Bearings Fact and History
How many Bearings are there in a household?
In a modern home, there are currently between 100-200 bearings in different forms: in the washing machine, hairdryer, CD player, DVD player, computer, laptop, printer, video games, vacuum cleaner, some toys, kitchen hood, kitchen drawers, freezer, refrigerator, mixer, microwave oven, the sliding doors etc.. And then many more Bearings for those who also have a heat pump, bicycles, prams, cars, skateboards, lawn mower, pressure washer, etc..
The smallest and the biggest Ball Bearing
Bearings are available in many different forms and there are hundreds of manufacturers in the world. The smallest Ball Bearing ever produced has dimensions 0.5 x1, 5x0, 65 mm, i.e. 0.5 mm shaft size. The smallest in series production has dimensions of 1x3x1 mm. Small Ball Bearings/Miniature Bearing

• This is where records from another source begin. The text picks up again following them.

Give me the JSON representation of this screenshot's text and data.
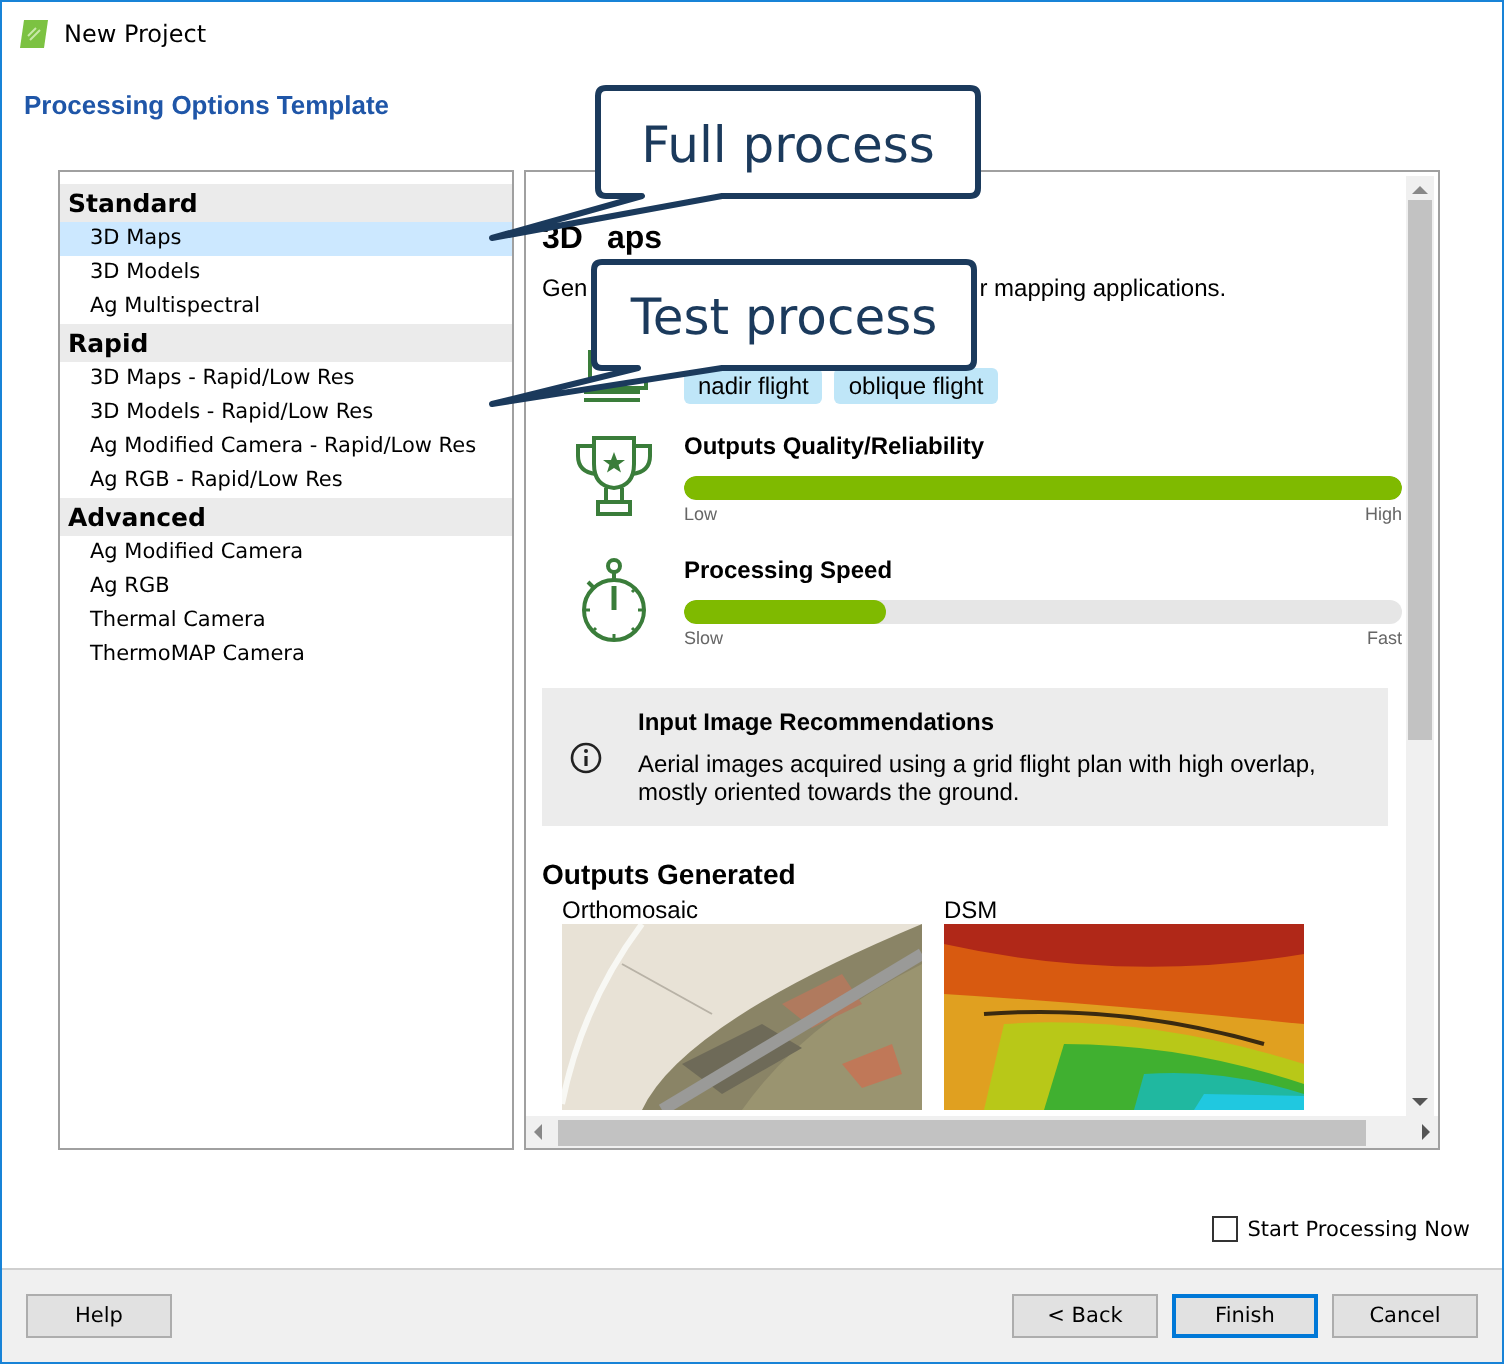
{
  "window": {
    "title": "New Project"
  },
  "heading": "Processing Options Template",
  "sidebar": {
    "groups": [
      {
        "label": "Standard",
        "items": [
          {
            "label": "3D Maps",
            "selected": true
          },
          {
            "label": "3D Models",
            "selected": false
          },
          {
            "label": "Ag Multispectral",
            "selected": false
          }
        ]
      },
      {
        "label": "Rapid",
        "items": [
          {
            "label": "3D Maps - Rapid/Low Res",
            "selected": false
          },
          {
            "label": "3D Models - Rapid/Low Res",
            "selected": false
          },
          {
            "label": "Ag Modified Camera - Rapid/Low Res",
            "selected": false
          },
          {
            "label": "Ag RGB - Rapid/Low Res",
            "selected": false
          }
        ]
      },
      {
        "label": "Advanced",
        "items": [
          {
            "label": "Ag Modified Camera",
            "selected": false
          },
          {
            "label": "Ag RGB",
            "selected": false
          },
          {
            "label": "Thermal Camera",
            "selected": false
          },
          {
            "label": "ThermoMAP Camera",
            "selected": false
          }
        ]
      }
    ]
  },
  "details": {
    "title_parts": [
      "3D",
      "aps"
    ],
    "description_parts": [
      "Gen",
      "r mapping applications."
    ],
    "tags": [
      "nadir flight",
      "oblique flight"
    ],
    "meters": [
      {
        "label": "Outputs Quality/Reliability",
        "level": 1.0,
        "low": "Low",
        "high": "High",
        "kind": "trophy"
      },
      {
        "label": "Processing Speed",
        "level": 0.28,
        "low": "Slow",
        "high": "Fast",
        "kind": "stopwatch"
      }
    ],
    "recommendation": {
      "title": "Input Image Recommendations",
      "text": "Aerial images acquired using a grid flight plan with high overlap, mostly oriented towards the ground."
    },
    "outputs_heading": "Outputs Generated",
    "outputs": [
      {
        "label": "Orthomosaic",
        "kind": "aerial"
      },
      {
        "label": "DSM",
        "kind": "elevation"
      }
    ]
  },
  "callouts": [
    {
      "text": "Full process"
    },
    {
      "text": "Test process"
    }
  ],
  "start_processing": {
    "label": "Start Processing Now",
    "checked": false
  },
  "buttons": [
    {
      "label": "Help",
      "default": false,
      "kind": "left"
    },
    {
      "label": "< Back",
      "default": false,
      "kind": "right"
    },
    {
      "label": "Finish",
      "default": true,
      "kind": "right"
    },
    {
      "label": "Cancel",
      "default": false,
      "kind": "right"
    }
  ]
}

is most often used in medical technology, but also electrical, instrumentation, mechanical and aerospace engineering.
The largest Bearing has a diameter of 13. 3 meters and a weight of 70 tons, according to SKF. It is said to be made for the oil field “Terra Nova” outside the Canadian coast.
Bearings and Earthquakes
One can also use Bearings to secure against earthquakes: San Francisco Airport uses advanced technology to withstand earthquakes and it involves gigantic “Bearings”. The building is supported by 267 pillars, each of which rest on a Steel Ball with a diameter of 1.5 meters. The Ball sits in a concave foundation. If an earthquake occurs, the ground can move up to 51 cm in any direction, i.e. the pillars roll on their bases. This is an effective way to distinguish the building from the movements of the ground. After the earthquake has stopped, the pillars go back to the center of their bases of gravity.
Most common bearing used in the world is the 608
The story of the creation of ball bearings goes back to the oldest. The first traces of the principles of rotation appear back to the time of the Egyptians, they were moving large blocks of stone for the manufacture of the pyramids on round wooden logs. Through this principle they could reduce friction, increase the speed of movement of these blocks and importantly alleviate the arduous tasks that were theirs.
Then, during the fifteenth century, Leonardo da Vinci discovered the principle of rotation. He made the first sketches of a ball bearing and realized that the friction would be reduced if the rolling elements (balls) did not touch them. Thanks to Mr. Da Vinci, we discovered the principle of ball cages in ball bearings. This concept was reviewed in the eighteenth century in connection with the manufacture of a
carriage ride through the English who finally lodged a patent on this principle. Here are a few lines of the seductive story of the discovery of the concept of rotation, one more argument in favour of the ball bearing: The Great Leonardo da Vinci
First sketch of ball bearing of Leonardo Da Vinci